**Work instructions**. Figure out how many lines in the records below hold the string "body". That number alone is the answer.

[Extracted records]
────

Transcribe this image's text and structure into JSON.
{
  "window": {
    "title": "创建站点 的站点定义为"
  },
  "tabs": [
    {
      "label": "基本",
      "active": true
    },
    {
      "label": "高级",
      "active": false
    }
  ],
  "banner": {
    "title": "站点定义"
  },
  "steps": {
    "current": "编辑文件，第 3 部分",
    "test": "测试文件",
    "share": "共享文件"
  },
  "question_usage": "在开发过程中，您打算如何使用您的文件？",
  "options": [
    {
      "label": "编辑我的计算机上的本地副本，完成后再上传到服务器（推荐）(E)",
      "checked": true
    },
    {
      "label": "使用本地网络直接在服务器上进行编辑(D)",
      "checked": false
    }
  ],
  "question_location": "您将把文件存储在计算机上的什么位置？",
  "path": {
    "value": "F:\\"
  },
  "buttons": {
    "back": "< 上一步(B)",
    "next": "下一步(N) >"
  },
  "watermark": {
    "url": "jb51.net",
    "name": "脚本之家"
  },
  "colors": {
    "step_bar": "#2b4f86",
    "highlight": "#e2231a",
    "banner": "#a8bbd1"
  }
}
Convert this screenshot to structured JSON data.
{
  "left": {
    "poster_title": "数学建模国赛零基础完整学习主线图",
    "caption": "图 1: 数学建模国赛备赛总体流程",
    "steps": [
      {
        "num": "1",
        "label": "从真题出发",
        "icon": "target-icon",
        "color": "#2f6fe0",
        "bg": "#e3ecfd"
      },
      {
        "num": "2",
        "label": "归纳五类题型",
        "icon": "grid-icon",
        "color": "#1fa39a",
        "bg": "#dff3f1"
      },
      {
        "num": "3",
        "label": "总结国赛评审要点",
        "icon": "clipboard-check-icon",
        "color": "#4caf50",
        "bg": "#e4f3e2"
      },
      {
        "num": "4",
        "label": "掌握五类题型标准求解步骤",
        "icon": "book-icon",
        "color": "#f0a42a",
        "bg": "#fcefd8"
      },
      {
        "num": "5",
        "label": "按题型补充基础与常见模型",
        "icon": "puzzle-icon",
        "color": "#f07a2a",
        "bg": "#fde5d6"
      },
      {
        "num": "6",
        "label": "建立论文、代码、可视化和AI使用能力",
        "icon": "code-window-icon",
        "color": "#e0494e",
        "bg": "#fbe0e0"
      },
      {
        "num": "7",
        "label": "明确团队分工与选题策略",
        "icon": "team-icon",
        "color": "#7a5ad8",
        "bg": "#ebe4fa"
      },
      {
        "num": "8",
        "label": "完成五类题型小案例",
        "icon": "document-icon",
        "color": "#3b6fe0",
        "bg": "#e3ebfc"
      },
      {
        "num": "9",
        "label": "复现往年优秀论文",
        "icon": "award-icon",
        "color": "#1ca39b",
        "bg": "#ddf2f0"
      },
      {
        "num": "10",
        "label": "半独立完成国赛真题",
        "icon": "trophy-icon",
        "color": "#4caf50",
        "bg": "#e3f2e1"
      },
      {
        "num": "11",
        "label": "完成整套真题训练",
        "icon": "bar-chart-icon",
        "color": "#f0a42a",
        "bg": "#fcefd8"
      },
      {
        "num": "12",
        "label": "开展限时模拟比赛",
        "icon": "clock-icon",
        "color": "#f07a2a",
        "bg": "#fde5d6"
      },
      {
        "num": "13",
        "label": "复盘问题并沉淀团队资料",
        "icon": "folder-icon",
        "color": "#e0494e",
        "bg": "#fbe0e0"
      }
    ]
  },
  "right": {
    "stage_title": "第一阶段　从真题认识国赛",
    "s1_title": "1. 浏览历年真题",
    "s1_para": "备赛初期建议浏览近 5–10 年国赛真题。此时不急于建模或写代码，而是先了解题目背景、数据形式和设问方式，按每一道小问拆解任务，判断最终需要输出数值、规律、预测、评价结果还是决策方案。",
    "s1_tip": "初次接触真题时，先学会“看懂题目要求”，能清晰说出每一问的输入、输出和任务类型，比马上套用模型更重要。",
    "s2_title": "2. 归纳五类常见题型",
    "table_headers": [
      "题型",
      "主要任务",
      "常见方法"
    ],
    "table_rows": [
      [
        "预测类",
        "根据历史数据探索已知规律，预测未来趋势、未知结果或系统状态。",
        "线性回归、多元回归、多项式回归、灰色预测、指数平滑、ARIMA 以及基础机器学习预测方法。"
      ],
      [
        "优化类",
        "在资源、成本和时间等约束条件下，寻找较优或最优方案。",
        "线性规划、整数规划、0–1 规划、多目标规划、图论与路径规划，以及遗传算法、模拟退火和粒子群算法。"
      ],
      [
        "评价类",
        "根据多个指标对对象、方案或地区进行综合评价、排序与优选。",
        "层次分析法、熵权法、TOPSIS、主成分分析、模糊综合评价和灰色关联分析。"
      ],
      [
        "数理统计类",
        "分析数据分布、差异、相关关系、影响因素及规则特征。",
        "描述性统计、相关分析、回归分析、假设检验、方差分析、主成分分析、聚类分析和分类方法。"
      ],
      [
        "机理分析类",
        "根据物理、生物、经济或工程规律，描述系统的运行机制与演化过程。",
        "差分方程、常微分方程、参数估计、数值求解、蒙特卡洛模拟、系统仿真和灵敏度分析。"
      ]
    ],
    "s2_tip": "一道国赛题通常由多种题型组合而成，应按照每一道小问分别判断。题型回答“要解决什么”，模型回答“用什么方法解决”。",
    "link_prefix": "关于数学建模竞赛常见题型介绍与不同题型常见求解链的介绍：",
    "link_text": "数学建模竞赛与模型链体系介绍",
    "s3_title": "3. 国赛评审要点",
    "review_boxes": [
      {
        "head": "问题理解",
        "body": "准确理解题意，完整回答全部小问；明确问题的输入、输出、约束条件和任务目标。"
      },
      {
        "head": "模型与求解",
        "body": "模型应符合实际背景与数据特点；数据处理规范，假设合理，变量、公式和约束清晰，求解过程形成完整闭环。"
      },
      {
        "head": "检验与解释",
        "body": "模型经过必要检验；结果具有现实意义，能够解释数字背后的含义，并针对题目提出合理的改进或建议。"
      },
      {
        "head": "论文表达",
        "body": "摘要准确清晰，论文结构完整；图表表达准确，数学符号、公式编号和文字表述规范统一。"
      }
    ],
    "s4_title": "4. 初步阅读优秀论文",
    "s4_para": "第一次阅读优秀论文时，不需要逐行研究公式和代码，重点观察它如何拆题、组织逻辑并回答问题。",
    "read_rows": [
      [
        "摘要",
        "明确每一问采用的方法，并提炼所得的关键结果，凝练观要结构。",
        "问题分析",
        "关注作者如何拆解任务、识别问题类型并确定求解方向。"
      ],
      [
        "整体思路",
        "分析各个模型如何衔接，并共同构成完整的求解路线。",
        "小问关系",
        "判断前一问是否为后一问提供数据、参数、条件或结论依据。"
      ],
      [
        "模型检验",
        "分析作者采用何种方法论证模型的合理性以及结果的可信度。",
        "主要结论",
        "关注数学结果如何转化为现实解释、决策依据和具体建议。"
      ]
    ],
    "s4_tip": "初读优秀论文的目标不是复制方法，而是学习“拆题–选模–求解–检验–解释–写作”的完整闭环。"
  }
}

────

**Answer for this exercise**. 4